The mother of all British festivals Glastonbury, has built a peculiar place in the British nation’s heart. Curated since 1970 by the self-confessed still hippie Michael Eavis and held on his farm in the country’s rural south-west. Over the years it has extended far beyond a traditional musical context, in financially supporting environmental causes and becoming widely recognised as a pantheon of alternative contemporary arts.
It’s still the musical side however for which the festival is most recognised and – as became apparent following the announcement of a headline appearance for rapper and self-proclaimed “CEO of hip-hop” Jay-Z – it’s perhaps least bohemian tentacle.
Fans used to seeing the likes of The Arctic Monkeys topping the bill were clearly underwhelmed. Ticket sales – which the year before had been concluded within two hours of being made available – were at best sluggish. It took the ever reliable outer monologue of Oasis, muse Noel Gallagher, to provide the most controversial assessment of the rapper’s suitability, bluntly stating: “I’m not having hip-hop at Glastonbury”.
Gallagher’s statement may read like that of a man radically out of time but to briefly add some context, hip-hop is far more ingrained in pop culture in Britain than being a bona fide urban lifestyle. Whilst Jay-Z’s global celebrity status is unquestionable, despite its critical acclaim as a return to form, UK sales of the American Gangster album have been relatively modest. His bemused response to the controversy was undoubtedly justified – after all rappers headline festivals across the globe – but Britain’s pugnacious sense of cultural isolation was evidently lost on him.

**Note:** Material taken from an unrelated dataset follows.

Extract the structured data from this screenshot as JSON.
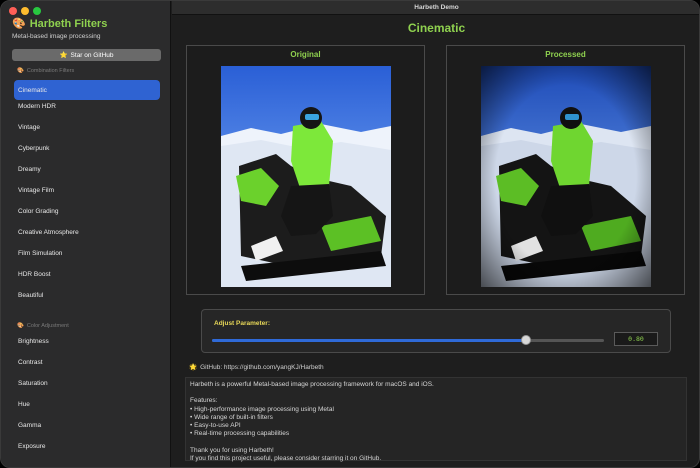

In the end, of course he had the final say. Sandwiched between more traditional Worthy Farm head-liners Kings of Leon and The Verve and with Beyonce Knowles in the wings, the set opened with a profane video montage of Gallagher’s diss – “Sorry, but Jay-Z, I’m not fucking having him at Glastonbury” – to which, by way of introduction the subject, meekly responded with “My name is Jay-Z and I’m pretty fucking awesome”.
It didn’t end there either, further ridicule being harvested via a semi-cover of Oasis iconic Wonderwall, before the crunch of 99 Problems began proceedings in earnest. Designed to create headlines and carefully shorn of any special guest cameos to keep the focus totally on centre stage, it was a set rich in both entertainment and symbolism, saluted widely afterwards as the weekend’s defining moment. More importantly, it completely dismantled any remaining prejudice towards the genre.
And yet as the dust settled, the feeling that either consciously or not the whole thing had been something of pantomime, was hard to shake. Talking about the spat in this week’s New Musical Express, prominent UK DJ Tim Westwood, opined that the situation was in fact little more than a minor disagreement.
In comparing the gravity of the situation to other famous hip-hop beefs, he categorised the whole dispute as little more than a misunderstanding, stating, “This was fun”. “Noel’s comments were a rallying cause for Jay-Z, no question”. Gallagher himself has also this week appeared to distance himself from the controversy, saying “For the record, I like Jay Z”.
Any PR, as we also know, is good PR. Since Glastonbury both Oasis and Jay Z’s British sales have, according to music retail chain HMV, increased by hundreds of percent. Already a perennial favourite in pub jukeboxes across the country, Wonderwall last week re-entered the Top 200. By pure coincidence, Oasis new album Dig Out Your Soul is released on the band’s own label in October. It seems that the controversy may have definitively cemented Jay Z’s persona in Britain’s consciousness, whilst at the same time revitalising interest in the Mancunians, whose best work it could be argued is more than a decade behind them.
Oasis return to tour North America next month. Expect pickets, pro hip-hop demonstrations and strong ticket sales.